By Denver Donchez
Retired Staff Sergeant, Eric Alva never expected to be the first soldier in the Iraq War to receive a Purple Heart medal. He also never expected to be a leading figure in the repeal of the military’s discriminatory “Don’t Ask, Don’t Tell” policy, but sometimes life has bigger plans than what we anticipate for ourselves.
In 2003, Alva stepped on a landmine and became the first U.S. soldier to be wounded in Operation Iraqi Freedom. Despite his injuries, he continued to serve in the armed forces for more than a decade before retiring and going on to college. Once there, he said he felt it was time to reconcile his identities as a Catholic-raised Hispanic, former soldier and gay man.

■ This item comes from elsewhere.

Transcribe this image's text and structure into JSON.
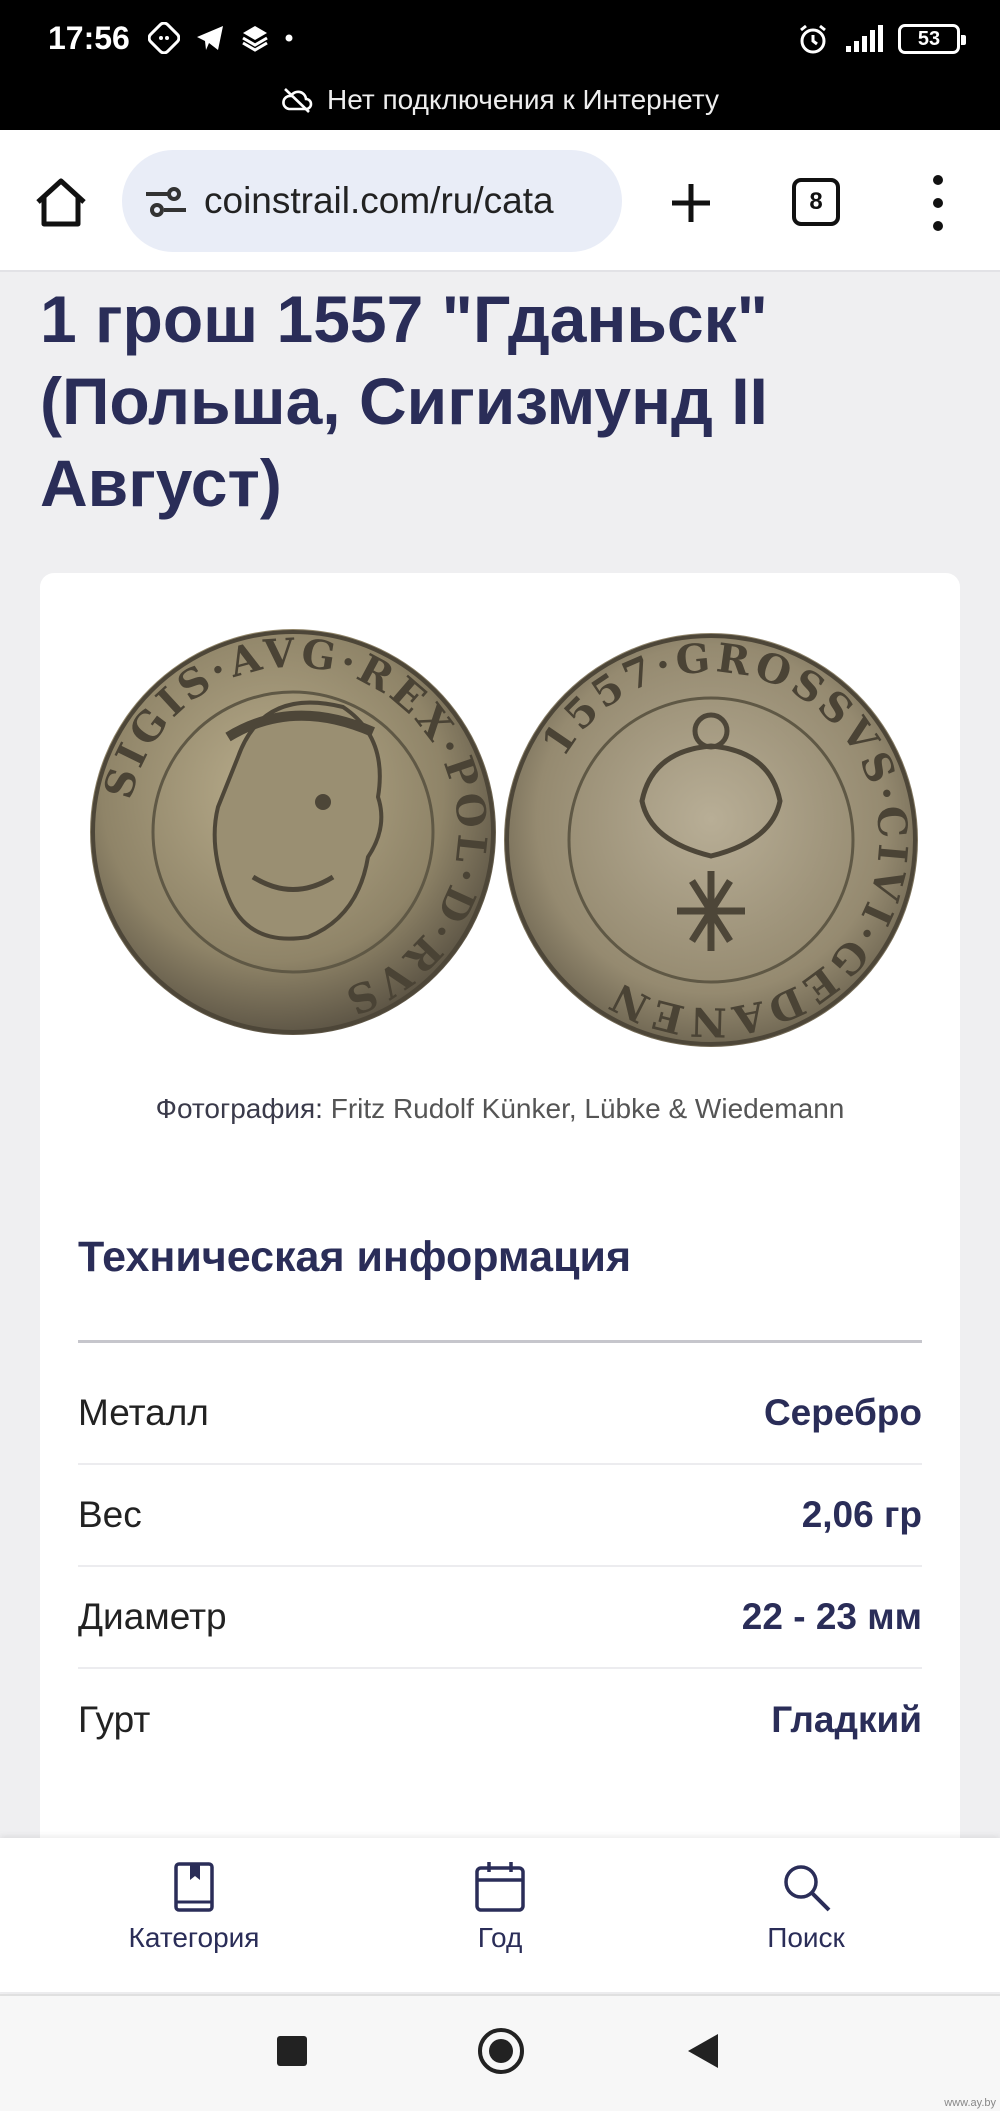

Alva came out to friends and family after serving his country, and eventually went on to become a national spokesperson for The Human Rights Campaign which helped put an end to the military’s longstanding policy of barring openly gay individuals.
Alva spoke about his unique experiences as a gay war hero at Texas State’s annual Women and Gender Research Collaborative last Friday.
This dialogue series is hosted every March by the Center for Diversity and Gender Studies, and works in conjunction with Texas State’s Common Experience. This year’s theme was “A Century of Conflict,” and focused on issues related to gender, intersectionality and militarism.
Eric Alva and Dr. Patricia Shields were the two keynote speakers, but the symposium included a variety of different panels ranging from activism and resistance, to disability and mental health education.
The Women and Gender Research Collaborative was founded in 2008 and promotes scholarship on gender issues through publications, conferences and annual symposiums.
Featured image by Denver Donchez.